However, a new study from the University of Washington and published in the journal Nature Climate Change reveals that, according to a new data model that takes into account "carbon intensity", the steps taken to curb climate change are a case of "too little, too late". When scientists used 50 years' worth of international data and developed a statistically sound model for GDP and carbon intensity, it became obvious that the likely increase in global temperature is closer to a median of 3.2 degrees, possibly up to 4.9 Celsius degrees. There appears to be only a 5% chance that the increase will be less than 2 Celsius degrees. Another study claims that, even if all fossil fuel emissions were to be eliminated beginning in 2017, we would still have higher temperatures than in pre-industrial times.

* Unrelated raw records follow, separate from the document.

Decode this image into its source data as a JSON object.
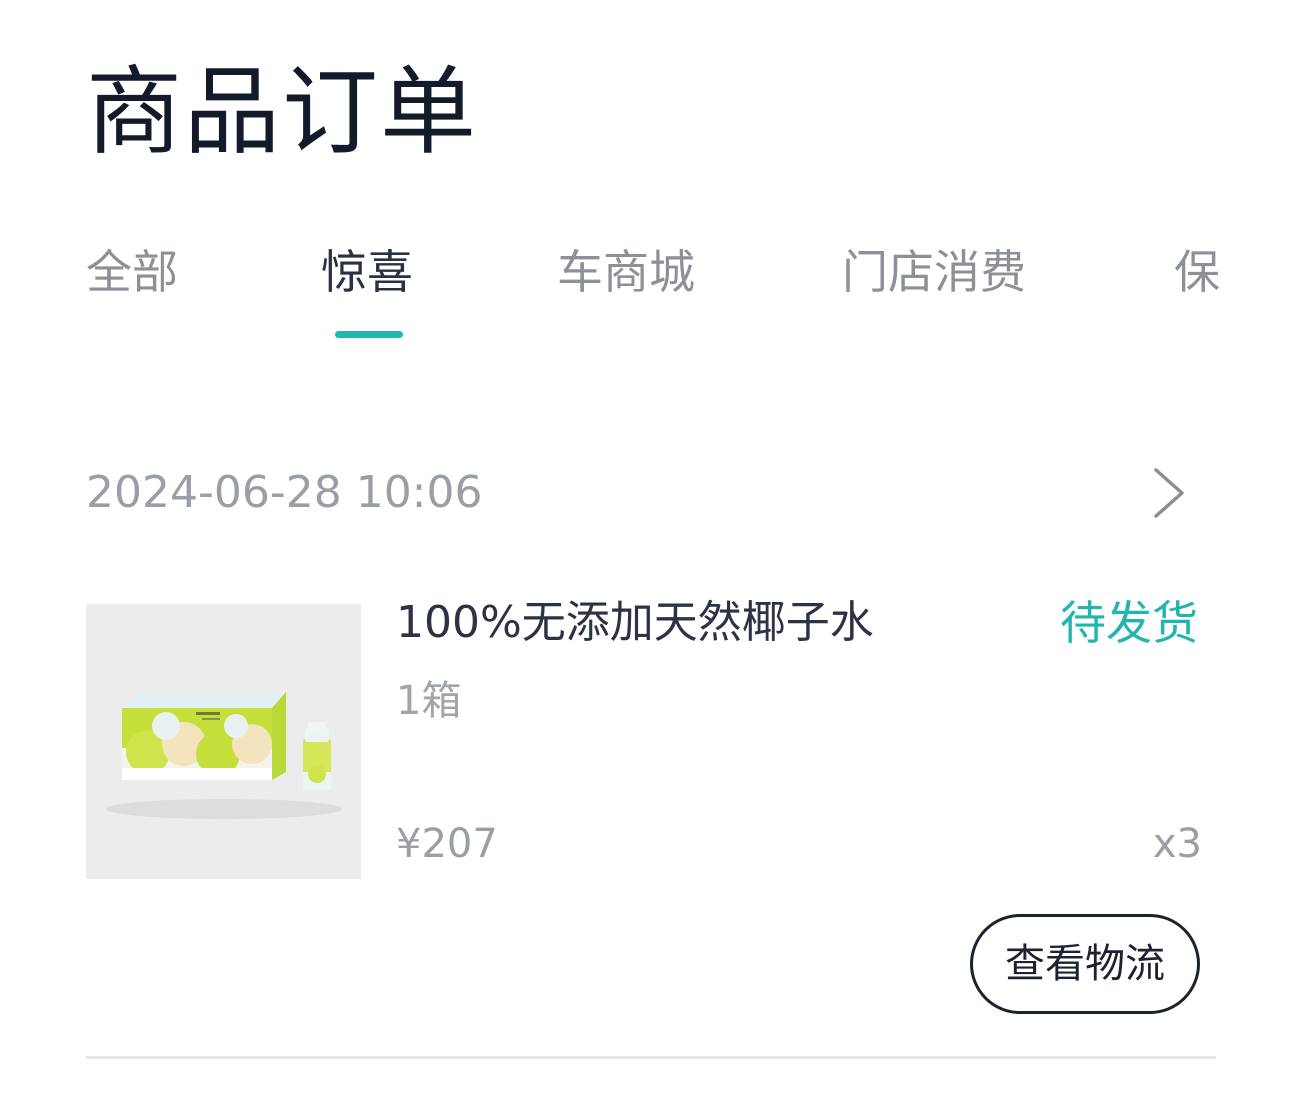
{
  "header": {
    "title": "商品订单"
  },
  "tabs": [
    {
      "label": "全部",
      "active": false
    },
    {
      "label": "惊喜",
      "active": true
    },
    {
      "label": "车商城",
      "active": false
    },
    {
      "label": "门店消费",
      "active": false
    },
    {
      "label": "保",
      "active": false
    }
  ],
  "colors": {
    "accent": "#1fb8b0",
    "status": "#22b5ad",
    "title": "#131a2a",
    "muted": "#9a9ea6"
  },
  "order": {
    "time": "2024-06-28 10:06",
    "chevron_icon": "chevron-right-icon",
    "product": {
      "name": "100%无添加天然椰子水",
      "spec": "1箱",
      "price": "¥207",
      "quantity": "x3",
      "image_icon": "product-coconut-water-image"
    },
    "status": "待发货",
    "actions": {
      "logistics_label": "查看物流"
    }
  }
}
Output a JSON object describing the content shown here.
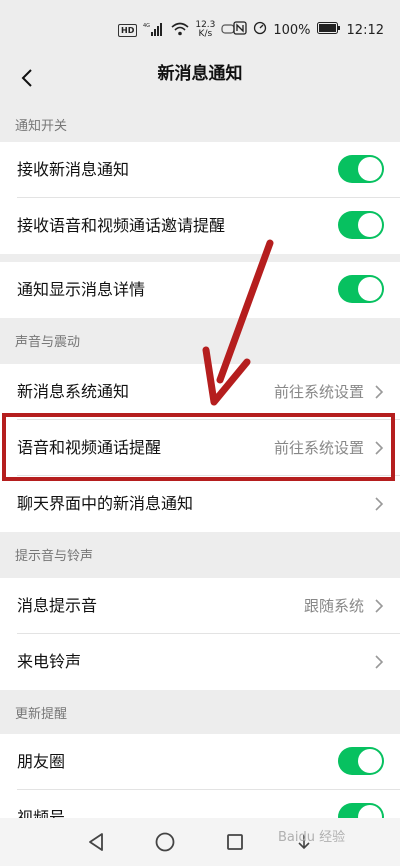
{
  "status_bar": {
    "network_badge": "HD",
    "signal_type": "4G",
    "speed_value": "12.3",
    "speed_unit": "K/s",
    "battery": "100%",
    "time": "12:12"
  },
  "header": {
    "title": "新消息通知"
  },
  "sections": {
    "notify": {
      "header": "通知开关",
      "receive_new": "接收新消息通知",
      "receive_call": "接收语音和视频通话邀请提醒",
      "show_details": "通知显示消息详情"
    },
    "sound": {
      "header": "声音与震动",
      "new_message_system": "新消息系统通知",
      "new_message_system_value": "前往系统设置",
      "call_reminder": "语音和视频通话提醒",
      "call_reminder_value": "前往系统设置",
      "chat_new_message": "聊天界面中的新消息通知"
    },
    "ringtone": {
      "header": "提示音与铃声",
      "message_tone": "消息提示音",
      "message_tone_value": "跟随系统",
      "incoming_ringtone": "来电铃声"
    },
    "updates": {
      "header": "更新提醒",
      "moments": "朋友圈",
      "channels": "视频号"
    }
  },
  "watermark": "Baidu 经验",
  "colors": {
    "toggle_on": "#07c160",
    "annotation": "#b51e1e",
    "background": "#ededed"
  }
}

While that does not mean that all attempts at curbing climate change should stop, it does mean that we need to be better prepared for extreme weather phenomena, from deadly heat and floods to wildfires and severe thunderstorms.